Records excerpted from a collection:
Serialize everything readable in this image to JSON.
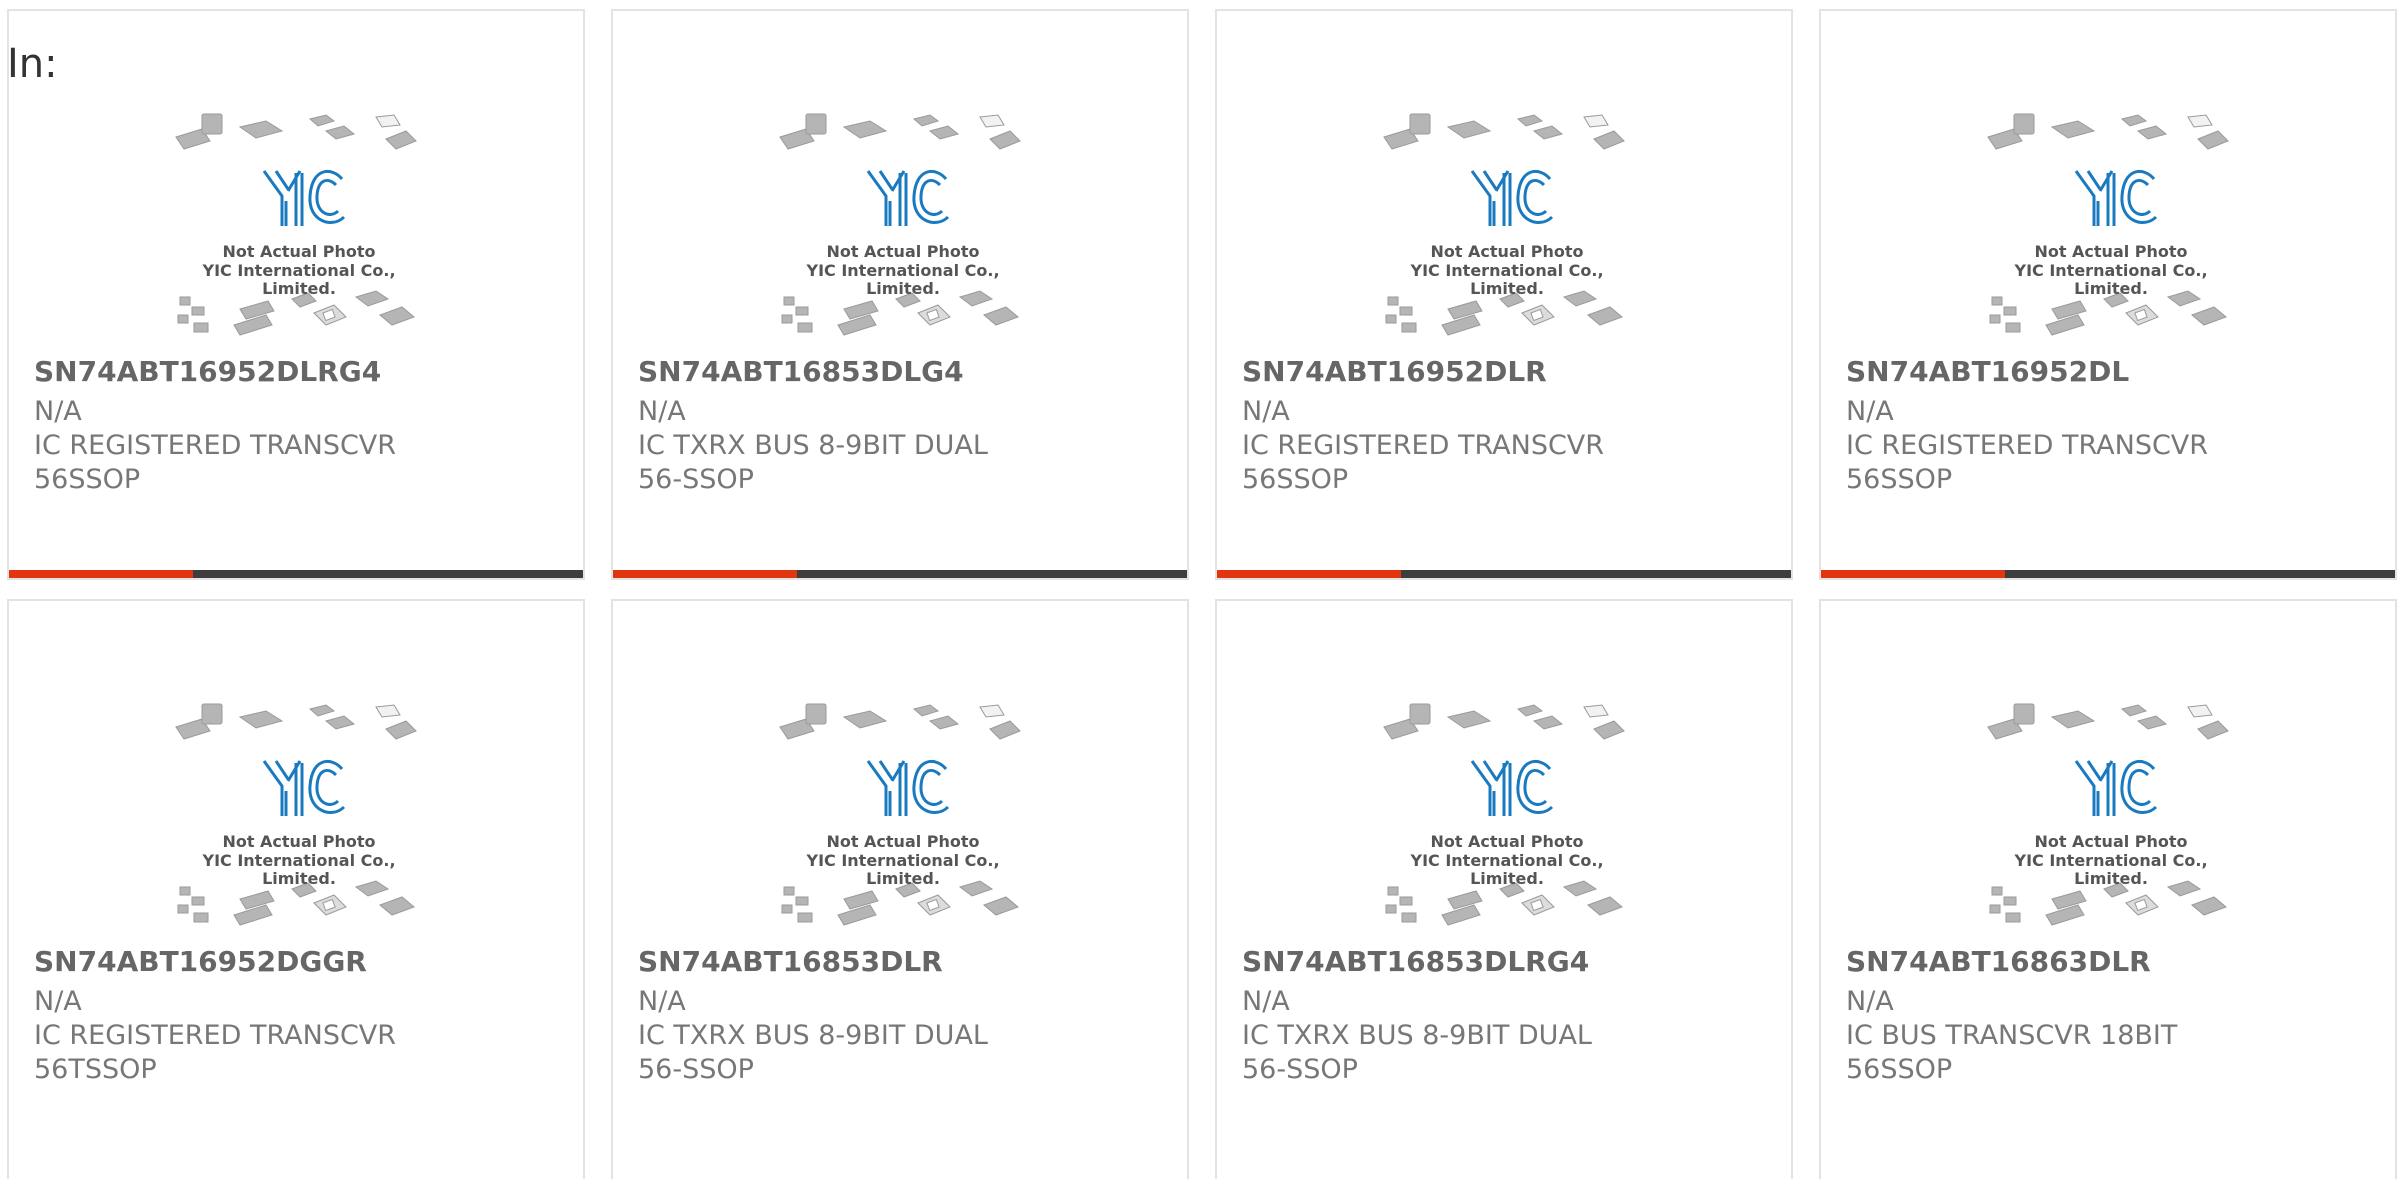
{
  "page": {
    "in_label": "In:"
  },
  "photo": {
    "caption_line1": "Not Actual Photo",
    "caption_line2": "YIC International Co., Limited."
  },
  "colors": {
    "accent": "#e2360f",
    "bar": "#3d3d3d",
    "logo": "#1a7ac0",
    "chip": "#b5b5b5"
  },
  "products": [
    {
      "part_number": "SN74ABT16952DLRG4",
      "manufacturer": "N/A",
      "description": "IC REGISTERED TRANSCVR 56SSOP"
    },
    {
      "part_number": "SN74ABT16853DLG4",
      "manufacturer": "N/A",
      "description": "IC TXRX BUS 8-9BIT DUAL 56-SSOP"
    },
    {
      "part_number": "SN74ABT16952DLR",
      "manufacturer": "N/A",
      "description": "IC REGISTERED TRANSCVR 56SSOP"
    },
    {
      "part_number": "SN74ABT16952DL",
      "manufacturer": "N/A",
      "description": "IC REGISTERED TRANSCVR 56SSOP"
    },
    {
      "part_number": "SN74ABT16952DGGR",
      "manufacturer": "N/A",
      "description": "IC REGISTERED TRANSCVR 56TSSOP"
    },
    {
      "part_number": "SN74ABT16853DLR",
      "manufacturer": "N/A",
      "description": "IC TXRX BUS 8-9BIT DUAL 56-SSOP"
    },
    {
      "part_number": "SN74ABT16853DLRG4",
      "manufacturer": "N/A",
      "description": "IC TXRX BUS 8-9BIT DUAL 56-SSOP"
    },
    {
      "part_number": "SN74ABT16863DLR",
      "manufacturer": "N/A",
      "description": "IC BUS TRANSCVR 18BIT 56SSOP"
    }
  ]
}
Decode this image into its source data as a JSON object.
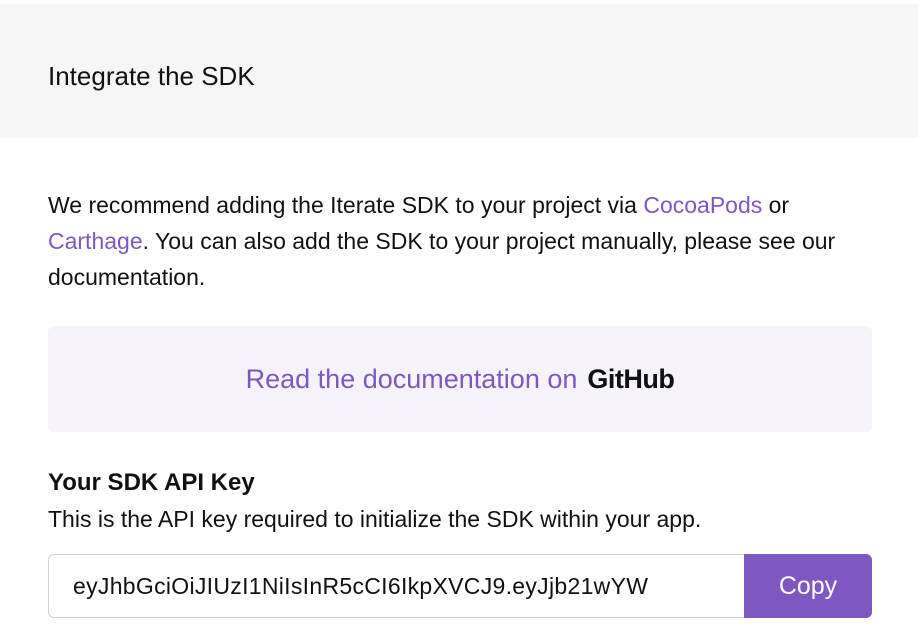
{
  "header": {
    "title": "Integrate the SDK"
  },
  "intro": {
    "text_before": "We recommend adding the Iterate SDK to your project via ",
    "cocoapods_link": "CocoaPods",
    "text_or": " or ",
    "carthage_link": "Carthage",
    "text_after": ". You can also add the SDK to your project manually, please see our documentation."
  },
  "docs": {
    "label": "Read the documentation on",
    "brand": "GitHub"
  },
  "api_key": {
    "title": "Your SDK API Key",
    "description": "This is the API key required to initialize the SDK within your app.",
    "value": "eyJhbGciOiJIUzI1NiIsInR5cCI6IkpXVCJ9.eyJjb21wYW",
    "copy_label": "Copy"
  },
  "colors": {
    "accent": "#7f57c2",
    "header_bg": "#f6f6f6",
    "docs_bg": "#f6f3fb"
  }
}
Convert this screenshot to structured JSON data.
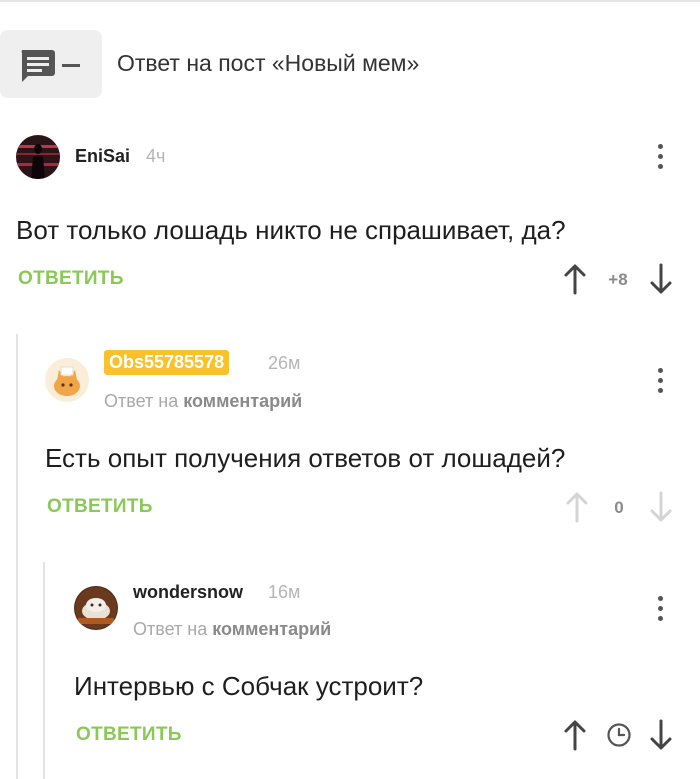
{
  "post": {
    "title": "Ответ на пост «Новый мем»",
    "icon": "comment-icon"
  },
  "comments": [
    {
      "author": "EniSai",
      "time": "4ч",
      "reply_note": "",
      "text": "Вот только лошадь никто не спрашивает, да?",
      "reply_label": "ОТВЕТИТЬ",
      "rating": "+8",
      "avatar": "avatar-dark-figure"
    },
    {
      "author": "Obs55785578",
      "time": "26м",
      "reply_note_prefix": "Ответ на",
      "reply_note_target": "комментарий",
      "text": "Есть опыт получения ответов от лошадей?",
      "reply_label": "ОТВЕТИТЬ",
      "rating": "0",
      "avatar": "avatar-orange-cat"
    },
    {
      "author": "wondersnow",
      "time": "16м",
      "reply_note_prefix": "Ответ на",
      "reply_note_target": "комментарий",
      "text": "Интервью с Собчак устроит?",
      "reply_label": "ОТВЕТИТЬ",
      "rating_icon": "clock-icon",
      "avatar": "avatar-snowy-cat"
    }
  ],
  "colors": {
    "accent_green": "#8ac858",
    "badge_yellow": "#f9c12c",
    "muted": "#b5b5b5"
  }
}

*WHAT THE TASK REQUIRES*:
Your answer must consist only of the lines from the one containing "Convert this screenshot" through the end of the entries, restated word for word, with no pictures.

*TASK ANSWER*:
Convert this screenshot to structured JSON data.
{
  "post": {
    "title": "Ответ на пост «Новый мем»",
    "icon": "comment-icon"
  },
  "comments": [
    {
      "author": "EniSai",
      "time": "4ч",
      "reply_note": "",
      "text": "Вот только лошадь никто не спрашивает, да?",
      "reply_label": "ОТВЕТИТЬ",
      "rating": "+8",
      "avatar": "avatar-dark-figure"
    },
    {
      "author": "Obs55785578",
      "time": "26м",
      "reply_note_prefix": "Ответ на",
      "reply_note_target": "комментарий",
      "text": "Есть опыт получения ответов от лошадей?",
      "reply_label": "ОТВЕТИТЬ",
      "rating": "0",
      "avatar": "avatar-orange-cat"
    },
    {
      "author": "wondersnow",
      "time": "16м",
      "reply_note_prefix": "Ответ на",
      "reply_note_target": "комментарий",
      "text": "Интервью с Собчак устроит?",
      "reply_label": "ОТВЕТИТЬ",
      "rating_icon": "clock-icon",
      "avatar": "avatar-snowy-cat"
    }
  ],
  "colors": {
    "accent_green": "#8ac858",
    "badge_yellow": "#f9c12c",
    "muted": "#b5b5b5"
  }
}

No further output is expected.